A last-minute deal between the University of Wisconsin System and Gov. Scott Walker has guaranteed the construction of major building projects that had been left out of the original 2011-13 capital budget.
The state Building Commission on Wednesday approved Walker’s $1.1 billion capital budget and gave the UW System the go-ahead for two previously excluded projects: construction of a $52.2 million nursing center in Madison and a $63.5 million renovation and expansion of the health and human performance building in River Falls.
The UW System expects the nursing building project to create 500 construction jobs during the next two years, said Alan Fish, vice chancellor of facilities for UW-Madison.
UW-Madison agreed to reallocate money from its maintenance budget to pay for the nursing building, and Walker and the Building Commission granted advanced enumeration for the health building to be constructed during the 2013-15 biennial budget.
“That allowed the administration to keep their overall (budget) number and allowed us to move forward with the (nursing building) project, and they were willing to advance enumerate,” Fish said. “That makes it all work.”
Walker said he understood UW System’s urgency to expand its nursing program with a new building, adding, “We’ve talked about the nursing shortage.”
“In talking with university officials at Madison,” Walker said, “they figure it’s a higher priority for the School of Nursing to move forward with this.”
As for the health building, Walker said, UW System officials made it clear the building was not only insufficient but also unsafe in some areas.
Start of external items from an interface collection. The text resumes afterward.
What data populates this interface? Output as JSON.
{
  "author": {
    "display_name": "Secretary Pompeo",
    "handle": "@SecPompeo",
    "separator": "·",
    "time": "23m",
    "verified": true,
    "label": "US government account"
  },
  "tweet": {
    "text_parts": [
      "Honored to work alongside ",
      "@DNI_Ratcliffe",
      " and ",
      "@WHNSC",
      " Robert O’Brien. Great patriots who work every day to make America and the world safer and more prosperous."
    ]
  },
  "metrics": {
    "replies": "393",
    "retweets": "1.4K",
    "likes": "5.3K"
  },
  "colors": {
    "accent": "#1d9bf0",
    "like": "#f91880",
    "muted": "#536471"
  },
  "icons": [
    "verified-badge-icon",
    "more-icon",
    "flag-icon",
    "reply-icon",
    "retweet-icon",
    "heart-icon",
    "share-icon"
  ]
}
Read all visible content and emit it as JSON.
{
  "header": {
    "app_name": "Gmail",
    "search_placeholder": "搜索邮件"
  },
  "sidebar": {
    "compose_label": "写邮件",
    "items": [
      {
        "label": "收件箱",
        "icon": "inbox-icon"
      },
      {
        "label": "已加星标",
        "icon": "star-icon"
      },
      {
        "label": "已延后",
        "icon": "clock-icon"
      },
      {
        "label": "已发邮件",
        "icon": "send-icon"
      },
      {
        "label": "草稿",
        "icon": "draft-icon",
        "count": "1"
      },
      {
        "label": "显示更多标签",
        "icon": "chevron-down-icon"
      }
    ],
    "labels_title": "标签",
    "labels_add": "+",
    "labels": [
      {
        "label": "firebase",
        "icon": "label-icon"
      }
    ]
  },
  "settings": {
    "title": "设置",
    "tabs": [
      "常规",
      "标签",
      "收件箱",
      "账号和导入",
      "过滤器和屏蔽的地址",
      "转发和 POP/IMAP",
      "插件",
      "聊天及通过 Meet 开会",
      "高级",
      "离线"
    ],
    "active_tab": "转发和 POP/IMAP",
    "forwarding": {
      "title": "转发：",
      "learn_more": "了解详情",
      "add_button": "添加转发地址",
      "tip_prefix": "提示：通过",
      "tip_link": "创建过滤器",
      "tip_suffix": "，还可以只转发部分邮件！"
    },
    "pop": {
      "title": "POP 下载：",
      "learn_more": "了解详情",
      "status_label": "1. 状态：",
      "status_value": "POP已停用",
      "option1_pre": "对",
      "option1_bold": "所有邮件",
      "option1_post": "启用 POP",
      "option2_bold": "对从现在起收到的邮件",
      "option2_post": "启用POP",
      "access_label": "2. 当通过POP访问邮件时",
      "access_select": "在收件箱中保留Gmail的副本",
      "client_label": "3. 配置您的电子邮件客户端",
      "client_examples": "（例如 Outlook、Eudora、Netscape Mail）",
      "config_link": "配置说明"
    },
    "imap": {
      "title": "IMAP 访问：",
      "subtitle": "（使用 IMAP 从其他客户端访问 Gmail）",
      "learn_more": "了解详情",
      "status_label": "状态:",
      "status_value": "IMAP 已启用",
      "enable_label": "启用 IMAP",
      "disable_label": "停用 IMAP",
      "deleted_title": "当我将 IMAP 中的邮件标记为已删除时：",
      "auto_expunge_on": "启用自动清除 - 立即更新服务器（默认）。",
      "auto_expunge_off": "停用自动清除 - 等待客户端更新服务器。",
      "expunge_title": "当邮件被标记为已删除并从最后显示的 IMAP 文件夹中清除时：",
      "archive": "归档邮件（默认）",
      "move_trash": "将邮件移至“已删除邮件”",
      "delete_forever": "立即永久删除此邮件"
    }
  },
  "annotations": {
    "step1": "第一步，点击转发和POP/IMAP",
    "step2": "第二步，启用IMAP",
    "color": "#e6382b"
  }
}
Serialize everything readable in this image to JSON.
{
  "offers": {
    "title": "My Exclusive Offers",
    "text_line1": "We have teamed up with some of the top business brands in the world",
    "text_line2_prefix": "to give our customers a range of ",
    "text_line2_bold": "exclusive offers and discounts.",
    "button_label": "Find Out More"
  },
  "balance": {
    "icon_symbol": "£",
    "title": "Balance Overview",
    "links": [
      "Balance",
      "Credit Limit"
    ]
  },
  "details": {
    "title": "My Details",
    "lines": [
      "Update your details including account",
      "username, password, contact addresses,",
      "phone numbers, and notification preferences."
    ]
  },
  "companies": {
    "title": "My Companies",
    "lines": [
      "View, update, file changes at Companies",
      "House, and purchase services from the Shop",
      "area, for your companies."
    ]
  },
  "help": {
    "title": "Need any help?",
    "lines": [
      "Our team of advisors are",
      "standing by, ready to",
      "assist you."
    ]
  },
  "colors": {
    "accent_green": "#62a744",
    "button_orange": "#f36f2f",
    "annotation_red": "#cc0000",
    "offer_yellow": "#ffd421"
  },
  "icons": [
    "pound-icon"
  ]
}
The state is loathe to offer advanced enumeration to projects because it limits budget decisions for future Legislatures, but Walker said UW System officials made an “impassioned appeal” for the River Falls project.
“As I understand it, this is not just a building,” Walker said. “More than half the student body population on campus uses this facility.”
The UW System anticipates raising $2 million for the River Falls project, but officials said it would be nearly impossible to raise any money unless they could guarantee potential donors the project would be built in the near future.
“It’s imperative we as a state send a message to the community we’re going to do this,” said Building Commission Chairman Rep. Dean Kaufert, R-Neenah. “We hate to tie the hands of this next Legislature by advanced enumerating, but as long as (Walker is) OK with that, I think it’s a good move to send a signal.”
When Walker told the UW System neither project would be included in the next biennial budget, officials started scrambling to propose an alternative, Fish said.
“There were so many (options) they’re probably not worth counting,” he said, “but this was the one we thought had the best chance for success.”
Upon adjournment of Wednesday’s meeting, Fish received a celebratory cigar from David Miller, an associate vice president for UW System.
Walker said the capital budget accomplishes major goals for most state agencies, including the UW System, despite representing a 30 percent cut from the 2009-11 budget.
“The focus was not on big, new and bold, minus a few exceptions, but on taking care of the things we have,” Walker said. “The things that are new, like the School of Nursing, they’re significant investments and include money from the private sector helping us balance that off by not putting it all on the backs of taxpayers.”